Petrova’s mother died in 2008, leaving her cat, Zarathustra, behind. She claims her mother spoiled the cat, contributing to Zarathustra’s large stature. Petrova was very depressed after her mother’s death and wasn’t able to make art until a friend suggested she create an art project using the cat, and thus, Fat Cat Art was born.

Petrova says, “I’m a professional artist, and I was fond of Internet memes, and I thought maybe I can make an Internet meme who would at the same time [be] a work of art. And I did this.” But her confidence in her work was at first met with some hesitation. “I thought that I could hold an exhibition, but gallery owners said: ‘This is not art, this is just cats.’ I asked: ‘Why is a shark in the formaldehyde art, but and a cat in a classic painting is not art?’ Nobody could give me an answer, and these people began to avoid me saying that I am mad.” Eventually, though, her cat art won the hearts of the gallery in the UK.

Petrova has been most recently inserting her cat into movies, and she welcomes suggestions for fat cat placements via her Twitter, or the project’s website, whose disclaimer reads: “We are real. All the artworks at this site are real. Nobody’s opinion about Us, Our art or this site will ever disturb Our suprematism.” (via archie mcphee and huffington post)

Read More >


Currently Trending

Laurence Aëgerte Photographs Of People And Objects In Front Of Classic Paintings

aegerterphotography

classical paintings

classical paintings

Laurence Aëgerte‘s conceptual photography series, “Hermitage, The Modernists” depicts staged people and objects in front of classic paintings – by  artists like Van Dongen, Kandinsky, Matisse, and Picasso – that were on view at the Hermitage Amsterdam during 2010. Aëgerte’s series complicates the expectation of the experience of iconic works by turning them into photographic palimpsests – the patterns, textures, and colors of the people and objects are juxtaposed against the paintings-as-backdrop that frame the foregrounded subject, elevating the layers of significance of the original painting.

Aëgerte says, “I wanted to investigate our individual relation to art and our perception of iconic artworks.

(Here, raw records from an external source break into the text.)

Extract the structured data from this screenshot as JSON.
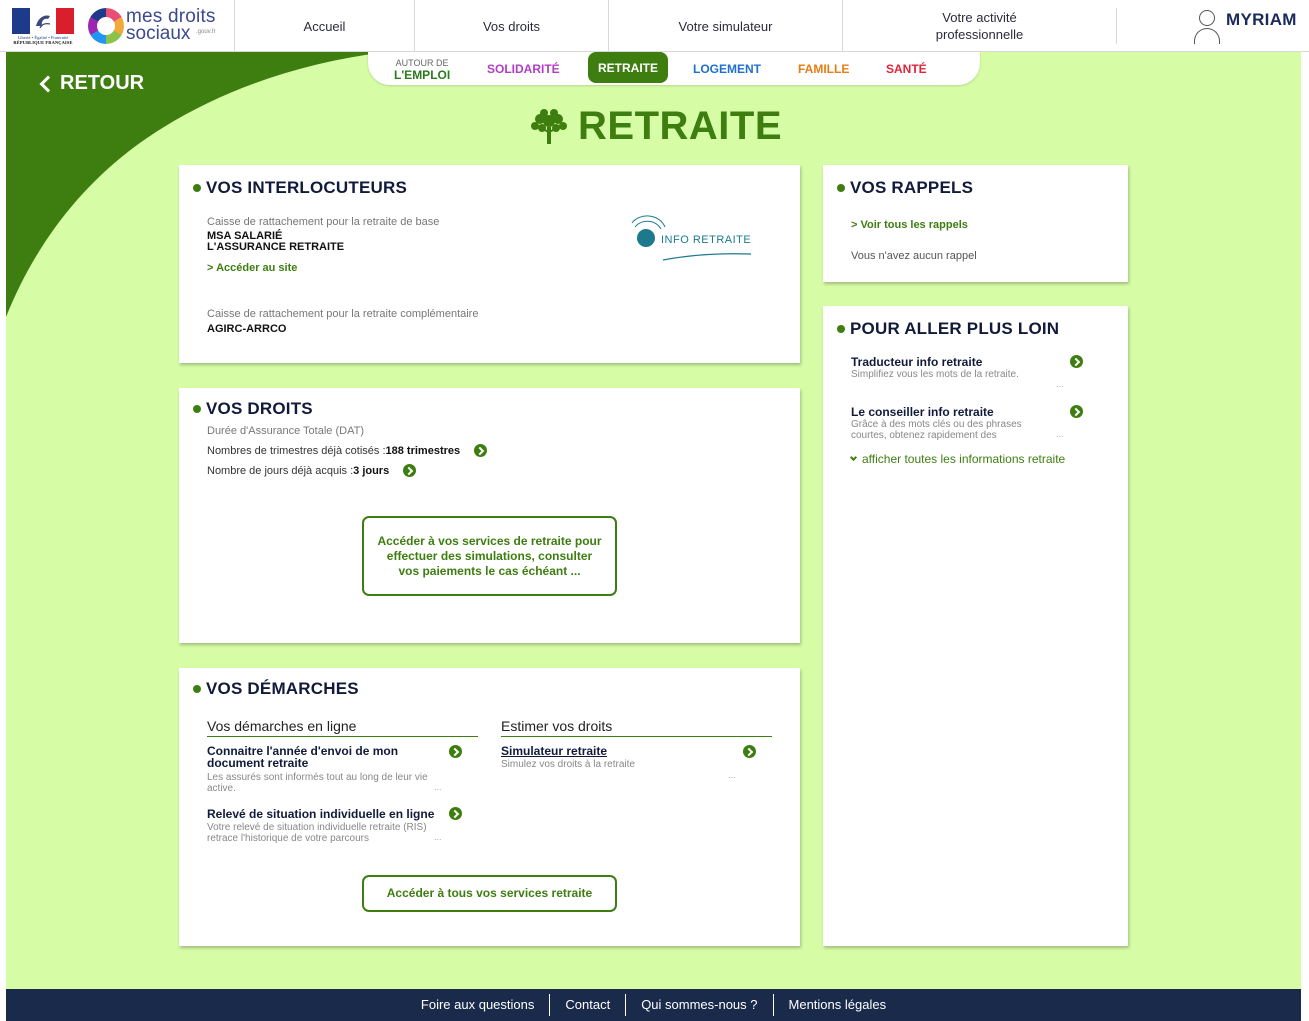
{
  "header": {
    "gov_logo": {
      "motto": "Liberté • Égalité • Fraternité",
      "name": "RÉPUBLIQUE FRANÇAISE"
    },
    "brand": {
      "line1": "mes droits",
      "line2": "sociaux",
      "suffix": ".gouv.fr"
    },
    "nav": [
      {
        "label": "Accueil"
      },
      {
        "label": "Vos droits"
      },
      {
        "label": "Votre simulateur"
      },
      {
        "label": "Votre activité professionnelle"
      }
    ],
    "user": {
      "name": "MYRIAM",
      "icon": "user-icon"
    }
  },
  "back": {
    "label": "RETOUR"
  },
  "subnav": {
    "emploi_small": "AUTOUR DE",
    "emploi_big": "L'EMPLOI",
    "items": [
      {
        "label": "SOLIDARITÉ",
        "color": "#b03ec4"
      },
      {
        "label": "RETRAITE",
        "color": "#ffffff"
      },
      {
        "label": "LOGEMENT",
        "color": "#1f6fd1"
      },
      {
        "label": "FAMILLE",
        "color": "#e57e12"
      },
      {
        "label": "SANTÉ",
        "color": "#e0243a"
      }
    ]
  },
  "page_title": "RETRAITE",
  "interlocuteurs": {
    "title": "VOS INTERLOCUTEURS",
    "base_label": "Caisse de rattachement pour la retraite de base",
    "base_org1": "MSA SALARIÉ",
    "base_org2": "L'ASSURANCE RETRAITE",
    "site_link": "> Accéder au site",
    "logo_text": "INFO RETRAITE",
    "comp_label": "Caisse de rattachement pour la retraite complémentaire",
    "comp_org": "AGIRC-ARRCO"
  },
  "droits": {
    "title": "VOS DROITS",
    "dat_label": "Durée d'Assurance Totale (DAT)",
    "trim_label": "Nombres de trimestres déjà cotisés : ",
    "trim_value": "188 trimestres",
    "jours_label": "Nombre de jours déjà acquis : ",
    "jours_value": "3 jours",
    "button": "Accéder à vos services de retraite pour effectuer des simulations, consulter vos paiements le cas échéant ..."
  },
  "demarches": {
    "title": "VOS DÉMARCHES",
    "col1_head": "Vos démarches en ligne",
    "col2_head": "Estimer vos droits",
    "item1_title": "Connaitre l'année d'envoi de mon document retraite",
    "item1_desc": "Les assurés sont informés tout au long de leur vie active.",
    "item2_title": "Relevé de situation individuelle en ligne",
    "item2_desc": "Votre relevé de situation individuelle retraite (RIS) retrace l'historique de votre parcours",
    "item3_title": "Simulateur retraite",
    "item3_desc": "Simulez vos droits à la retraite",
    "ellipsis": "...",
    "button": "Accéder à tous vos services retraite"
  },
  "rappels": {
    "title": "VOS RAPPELS",
    "link": "> Voir tous les rappels",
    "empty": "Vous n'avez aucun rappel"
  },
  "plus_loin": {
    "title": "POUR ALLER PLUS LOIN",
    "item1_title": "Traducteur info retraite",
    "item1_desc": "Simplifiez vous les mots de la retraite.",
    "item2_title": "Le conseiller info retraite",
    "item2_desc": "Grâce à des mots clés ou des phrases courtes, obtenez rapidement des",
    "ellipsis": "...",
    "show_all": "afficher toutes les informations retraite"
  },
  "footer": {
    "links": [
      {
        "label": "Foire aux questions"
      },
      {
        "label": "Contact"
      },
      {
        "label": "Qui sommes-nous ?"
      },
      {
        "label": "Mentions légales"
      }
    ]
  },
  "colors": {
    "accent": "#3e7e10",
    "background": "#d6fca6",
    "footer": "#1a2a4a"
  }
}
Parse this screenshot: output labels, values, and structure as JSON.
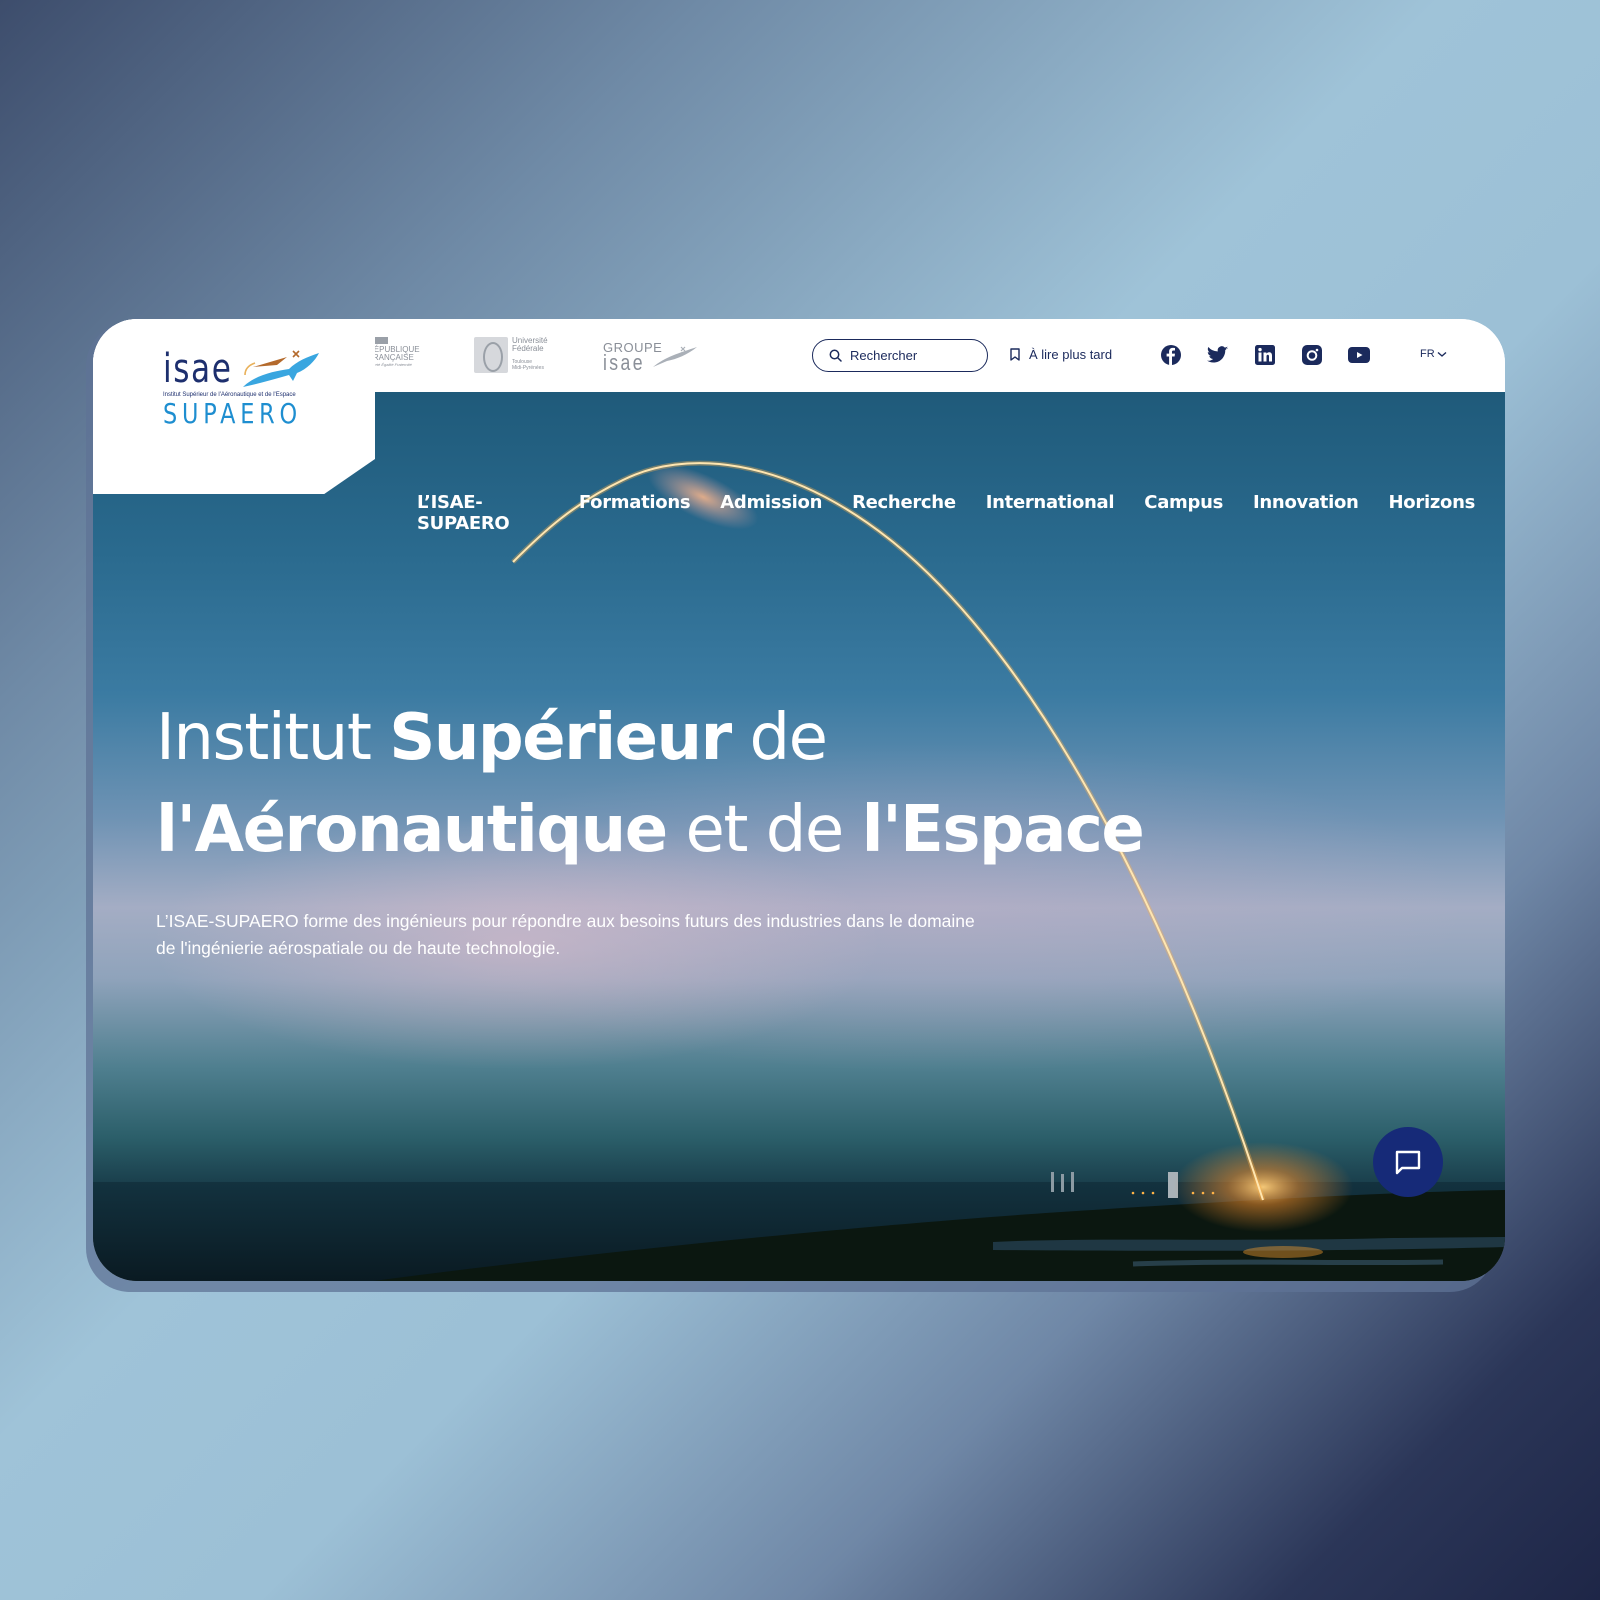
{
  "header": {
    "logo": {
      "wordmark": "isae",
      "tagline": "Institut Supérieur de l'Aéronautique et de l'Espace",
      "subwordmark": "SUPAERO"
    },
    "partners": {
      "republique": {
        "line1": "RÉPUBLIQUE",
        "line2": "FRANÇAISE",
        "motto": "Liberté Égalité Fraternité"
      },
      "universite": {
        "line1": "Université",
        "line2": "Fédérale",
        "line3": "Toulouse",
        "line4": "Midi-Pyrénées"
      },
      "groupe": {
        "line1": "GROUPE",
        "line2": "isae"
      }
    },
    "search": {
      "placeholder": "Rechercher",
      "value": ""
    },
    "read_later": "À lire plus tard",
    "social": [
      {
        "name": "facebook",
        "icon": "facebook-icon"
      },
      {
        "name": "twitter",
        "icon": "twitter-icon"
      },
      {
        "name": "linkedin",
        "icon": "linkedin-icon"
      },
      {
        "name": "instagram",
        "icon": "instagram-icon"
      },
      {
        "name": "youtube",
        "icon": "youtube-icon"
      }
    ],
    "language": "FR"
  },
  "nav": {
    "items": [
      {
        "label": "L’ISAE-SUPAERO"
      },
      {
        "label": "Formations"
      },
      {
        "label": "Admission"
      },
      {
        "label": "Recherche"
      },
      {
        "label": "International"
      },
      {
        "label": "Campus"
      },
      {
        "label": "Innovation"
      },
      {
        "label": "Horizons"
      }
    ]
  },
  "hero": {
    "title": {
      "w1": "Institut ",
      "w2": "Supérieur",
      "w3": " de",
      "w4": "l'Aéronautique",
      "w5": " et de ",
      "w6": "l'Espace"
    },
    "description": "L’ISAE-SUPAERO forme des ingénieurs pour répondre aux besoins futurs des industries dans le domaine de l'ingénierie aérospatiale ou de haute technologie."
  },
  "chat": {
    "icon": "chat-icon"
  },
  "colors": {
    "brand_navy": "#1b2a5c",
    "chat_button": "#162a78",
    "logo_blue": "#1e8ed0",
    "trail_orange": "#ffb347"
  }
}
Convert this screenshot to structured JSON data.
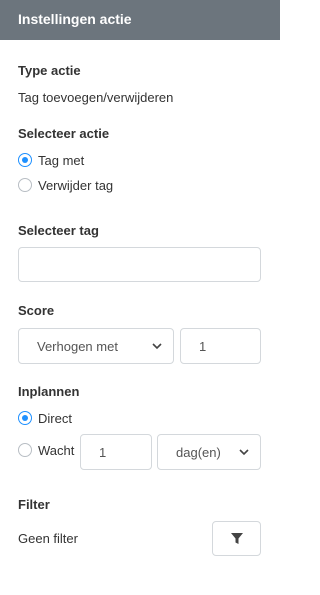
{
  "header": {
    "title": "Instellingen actie"
  },
  "type_actie": {
    "label": "Type actie",
    "value": "Tag toevoegen/verwijderen"
  },
  "selecteer_actie": {
    "label": "Selecteer actie",
    "options": [
      {
        "label": "Tag met",
        "checked": true
      },
      {
        "label": "Verwijder tag",
        "checked": false
      }
    ]
  },
  "selecteer_tag": {
    "label": "Selecteer tag",
    "value": ""
  },
  "score": {
    "label": "Score",
    "mode": "Verhogen met",
    "amount": "1"
  },
  "inplannen": {
    "label": "Inplannen",
    "direct_label": "Direct",
    "wacht_label": "Wacht",
    "wacht_amount": "1",
    "wacht_unit": "dag(en)",
    "selected": "direct"
  },
  "filter": {
    "label": "Filter",
    "value": "Geen filter",
    "icon": "filter-icon"
  },
  "colors": {
    "header_bg": "#6c757d",
    "accent": "#1e90ff"
  }
}
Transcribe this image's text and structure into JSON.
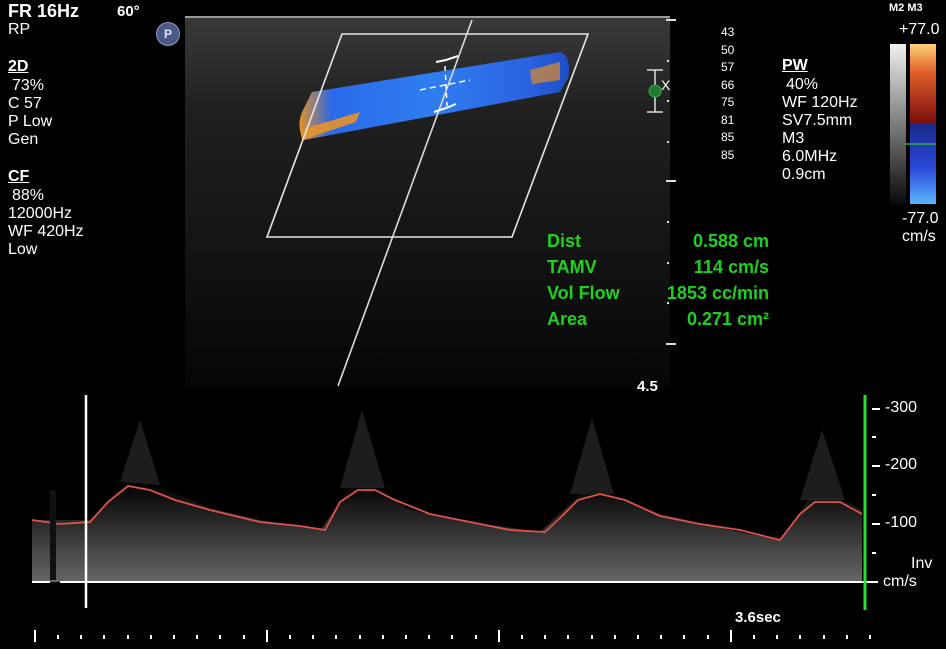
{
  "header": {
    "frame_rate": "FR 16Hz",
    "angle": "60°",
    "preset": "RP",
    "probe_badge": "P"
  },
  "mode_2d": {
    "title": "2D",
    "lines": [
      "73%",
      "C 57",
      "P Low",
      "Gen"
    ]
  },
  "mode_cf": {
    "title": "CF",
    "lines": [
      "88%",
      "12000Hz",
      "WF 420Hz",
      "Low"
    ]
  },
  "depth_numbers": [
    "43",
    "50",
    "57",
    "66",
    "75",
    "81",
    "85",
    "85"
  ],
  "marker_x": "X",
  "mode_pw": {
    "title": "PW",
    "lines": [
      "40%",
      "WF 120Hz",
      "SV7.5mm",
      "M3",
      "6.0MHz",
      "0.9cm"
    ]
  },
  "colorbar": {
    "mode_label": "M2 M3",
    "top_value": "+77.0",
    "bottom_value": "-77.0",
    "unit": "cm/s",
    "colors": {
      "positive_top": "#ffd27a",
      "positive_mid": "#c42a1a",
      "negative_mid": "#2a48d8",
      "negative_bottom": "#5ab6ff"
    }
  },
  "measurements": [
    {
      "label": "Dist",
      "value": "0.588 cm"
    },
    {
      "label": "TAMV",
      "value": "114 cm/s"
    },
    {
      "label": "Vol Flow",
      "value": "1853 cc/min"
    },
    {
      "label": "Area",
      "value": "0.271 cm²"
    }
  ],
  "depth_mark": "4.5",
  "spectral": {
    "scale_labels": [
      "-300",
      "-200",
      "-100"
    ],
    "inv_label": "Inv",
    "unit": "cm/s",
    "time_label": "3.6sec",
    "trace_color": "#e0534a",
    "baseline_color": "#ffffff",
    "cursor_color": "#2ddc2d"
  }
}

The more the icon is alive in our mind—by means of reproductions and stories around it—the higher is the intensity of the expectation to be confronted with its reality. But what can we really experience of it? When our vision of a work of art is altered, it becomes a reversed mirror—anchored in our present time. By layering the images, I seek the in-between spaces and bits of time that occur in the process of looking.”

“Hermitage, The Modernists” is currently on view at the Hermitage Amsterdam until February 20. (via this isn’t happiness and whitehot magazine)

Read More >


Currently Trending

The Modern Gothic Photos of Nicole Peterson and Adam Ramirez

 

 

Nicole Peterson and Adam Ramirez work together and separately to create gothic fairytale-esque photos. The pair, who are based in Chicago, use interesting fashion items like updated plague masks and pea coats, which allow them to transform a camping site covered in snow into what looks like a still from the sequel to The Hunger Games. And their eye for the perfect moment doesn’t just apply to people, since they even have a whole series of photos from various zoos that make it seem like they’re travelling all over the world. Nicole, also has an ETSY shop where she sells buttons that fit within her artistic aesthetic and say things like “Adopt A Dire Wolf” and “What Would Dobby Do.”

Read More >


Currently Trending

Design Month: Stonepeak Ceramics


If you’ve ever renovated a home you know how challenging it is to find floor coverings that fit in with your Eames Eiffel chairs and Eli Walker paintings. And if you’re looking for something that’s made in the USA, great quality and environmentally friendly, it’s an even greater challenge. That’s where Stonepeak Ceramics comes in, they offer Italian quality tiles made in the USA using advanced technology to reduce waste and even carry a Greenguard certification.
Read More >


Currently Trending